Recommended Age, Grade, and Reading Levels
- Age: 15 to 18
- Grade: 10 to 12
Canadian literary star Gordon Bridge is delighted with his celebrity, his famiy, and his bond with fellow writer Taylor Shepherd, whom he has been friends with since they were teenagers. Bridge publishes a highly critical review of Shepherd's much-lauded new novel, showing off how his commitment to writing trumps social conventions. After his friend confronts him, however, he realizes that his pan is a catastrophe of self-deception: he has attacked a masterpiece. The review destroys the friendship, and Bridge's world starts to crumble.
Afflicted by guilt, Bridge stops writing. He struggles to overcome his paralysis and recover his creativity, but suffers an intensifying series of punitive side effects. He develops a chronic and crippling stiff neck, his marriage collapses, his parents suffer a horrible accident, and an act of terror threatens his safety. Desperate, Bridge begins a memoir, an urgent attempt to come to terms with his past, including his friendship with Shepherd, but also his relationship with his ambitious mother and his troubled love for his two sons. The reader learns that the novel is this memoir.
About the author
Paul Headrick is the author of a novel, That Tune Clutches My Heart, (Gaspereau Press; finalist for BC's Ethel Wilson Fiction Prize), and a collection of short stories, The Doctrine of Affections (Freehand Books; finalist for the Alberta Book Award for Trade Fiction). He has also published a textbook, A Method for Writing Essays about Literature (Thomas Nelson). Paul has an M.A. in Creative Writing from Concordia University and a PhD in English Literature from York University. He taught creative writing for many years at Langara College in BC, and gave workshops at writers' festivals from Denman Island to San Miguel de Allende, Mexico.
Excerpt: Losing Shepherd (by (author) Paul Headrick)
I'd made a mistake. I reviewed The Stendhal Effect, Taylor's new book. Because our relationship itself was famous--the two young novelists, literary stars, friends since childhood--and because I criticized, I got plenty of attention. You remember. The review splashed the Globe book section, blasted around the internet, and for months dominated discussion in our nation's snug, sensation-hungry literary world.

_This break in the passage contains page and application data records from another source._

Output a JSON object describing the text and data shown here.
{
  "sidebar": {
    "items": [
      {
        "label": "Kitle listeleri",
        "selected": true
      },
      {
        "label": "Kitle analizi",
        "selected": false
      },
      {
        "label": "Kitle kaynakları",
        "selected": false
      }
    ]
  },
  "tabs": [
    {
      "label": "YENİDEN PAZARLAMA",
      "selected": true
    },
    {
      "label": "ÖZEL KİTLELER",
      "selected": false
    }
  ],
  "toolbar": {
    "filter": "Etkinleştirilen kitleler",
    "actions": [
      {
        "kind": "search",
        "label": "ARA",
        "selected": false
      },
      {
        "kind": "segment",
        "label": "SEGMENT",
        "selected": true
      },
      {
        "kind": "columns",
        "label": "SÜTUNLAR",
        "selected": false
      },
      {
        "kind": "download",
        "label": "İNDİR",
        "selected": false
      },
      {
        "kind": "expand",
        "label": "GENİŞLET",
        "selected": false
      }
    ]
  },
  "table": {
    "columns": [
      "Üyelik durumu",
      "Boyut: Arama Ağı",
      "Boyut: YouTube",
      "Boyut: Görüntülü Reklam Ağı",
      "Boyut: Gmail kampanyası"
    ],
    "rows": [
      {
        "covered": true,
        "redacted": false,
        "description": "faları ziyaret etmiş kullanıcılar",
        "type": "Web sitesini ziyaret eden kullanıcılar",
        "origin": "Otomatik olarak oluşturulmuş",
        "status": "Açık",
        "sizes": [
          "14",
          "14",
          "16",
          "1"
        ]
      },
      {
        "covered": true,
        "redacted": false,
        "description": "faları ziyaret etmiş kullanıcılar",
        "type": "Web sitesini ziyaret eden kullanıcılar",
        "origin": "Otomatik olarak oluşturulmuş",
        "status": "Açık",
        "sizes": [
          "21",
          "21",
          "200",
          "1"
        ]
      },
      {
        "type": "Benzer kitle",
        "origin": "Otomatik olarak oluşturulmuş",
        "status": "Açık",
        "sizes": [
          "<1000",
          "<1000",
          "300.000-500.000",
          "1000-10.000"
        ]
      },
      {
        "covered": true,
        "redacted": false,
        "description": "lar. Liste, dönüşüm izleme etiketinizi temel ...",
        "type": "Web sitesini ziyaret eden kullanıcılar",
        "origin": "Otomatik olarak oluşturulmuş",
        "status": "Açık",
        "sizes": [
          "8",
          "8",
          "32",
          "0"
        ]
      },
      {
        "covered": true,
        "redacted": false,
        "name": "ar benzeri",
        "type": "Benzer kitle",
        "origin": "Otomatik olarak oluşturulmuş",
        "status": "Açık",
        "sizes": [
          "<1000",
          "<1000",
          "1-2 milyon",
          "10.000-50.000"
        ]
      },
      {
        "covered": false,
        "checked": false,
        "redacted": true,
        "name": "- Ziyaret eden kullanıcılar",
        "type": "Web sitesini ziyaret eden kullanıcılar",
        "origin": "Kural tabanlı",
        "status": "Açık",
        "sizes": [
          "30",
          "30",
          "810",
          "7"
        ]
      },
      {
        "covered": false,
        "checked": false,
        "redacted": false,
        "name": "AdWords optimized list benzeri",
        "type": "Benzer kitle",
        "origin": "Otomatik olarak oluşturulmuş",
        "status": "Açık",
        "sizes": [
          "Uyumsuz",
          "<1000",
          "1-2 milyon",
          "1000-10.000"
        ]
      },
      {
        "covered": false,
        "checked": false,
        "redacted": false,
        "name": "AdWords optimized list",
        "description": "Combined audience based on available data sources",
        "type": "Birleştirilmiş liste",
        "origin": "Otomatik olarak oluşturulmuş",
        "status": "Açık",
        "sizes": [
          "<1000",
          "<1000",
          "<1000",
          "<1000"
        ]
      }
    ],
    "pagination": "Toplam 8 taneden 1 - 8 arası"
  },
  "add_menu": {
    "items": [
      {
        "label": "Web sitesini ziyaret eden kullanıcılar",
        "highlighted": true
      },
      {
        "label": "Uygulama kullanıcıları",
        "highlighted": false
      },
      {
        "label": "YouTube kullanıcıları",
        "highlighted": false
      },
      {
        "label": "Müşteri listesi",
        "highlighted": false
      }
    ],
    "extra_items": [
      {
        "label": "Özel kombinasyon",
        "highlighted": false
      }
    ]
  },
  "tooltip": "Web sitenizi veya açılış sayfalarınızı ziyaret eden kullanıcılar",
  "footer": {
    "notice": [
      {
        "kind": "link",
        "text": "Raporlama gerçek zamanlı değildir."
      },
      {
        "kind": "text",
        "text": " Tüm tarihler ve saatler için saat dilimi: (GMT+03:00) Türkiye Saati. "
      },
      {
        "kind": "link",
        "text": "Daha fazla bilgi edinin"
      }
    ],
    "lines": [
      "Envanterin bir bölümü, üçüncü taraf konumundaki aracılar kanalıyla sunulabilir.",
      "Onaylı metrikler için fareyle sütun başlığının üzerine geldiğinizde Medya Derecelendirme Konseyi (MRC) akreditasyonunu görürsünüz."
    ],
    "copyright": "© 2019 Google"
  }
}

I had kept it a secret from him, to surprise him, and he was surprised.
"What were you thinking?"
Indeed. I knew, the moment after he asked the question, or I felt the weight of the knowledge--like the weight of a big meal that still needed digesting. It didn't take long after I'd hung up the phone to know exactly--just an hour or so of moving around my study, looking in on the boys and then going back to the study, picking up the book, putting it down. Finally, I flipped through the pages, reading a bit. It was better than Heart City, which was very fine, but still a first novel. Also a step further from An Earlier Encounter (and no, I haven't forgotten that Encounter won the Giller and made the Booker short list).
I had panned a masterpiece.
Such self-deception. I had manufactured flaws that didn't exist, I'd invented subtle literary, even moral, failings, and I'd been so stupidly enthused by my project that I hadn't acknowledged to myself what I was doing.
I held the book in my hands. Stared at it.
I'd been showing off our friendship. Look, everybody. Observe how I can discern the subtle problems to which others will be blind. Behold, oh behold, the strength of our connection, the power of our love, and our respect for literature: enough strength, power, and respect for one to assimilate from the other such cold, public scrutiny. Readers would know that Taylor expected nothing less from me and that my analysis formed the hard stuff of real friendship.
For several days it satisfied me to be ashamed of my attention-seeking. Then, I dropped a glass. I tripped. I tugged harder than necessary at Leo's jammed jacket zipper and saw fear in him. The realization I'd been trying to refuse emerged through these ugly little signs: the shameful truth so quickly settled on appealed to me because I could face it more easily than another, deeper truth, much more painful. My story that I'd merely been grandstanding amounted to still another self-serving lie.
The Stendhal Effect didn't die, my review didn't kill it, but of course I established a context that influenced other reviewers. Sales stalled. Face it, that result was predictable, and I'd ignored it. I'd tried to damage Taylor. I'd always recognized the competitiveness between us, but what accounted for this urge to wound? For how long had this sickening aggression been building in me?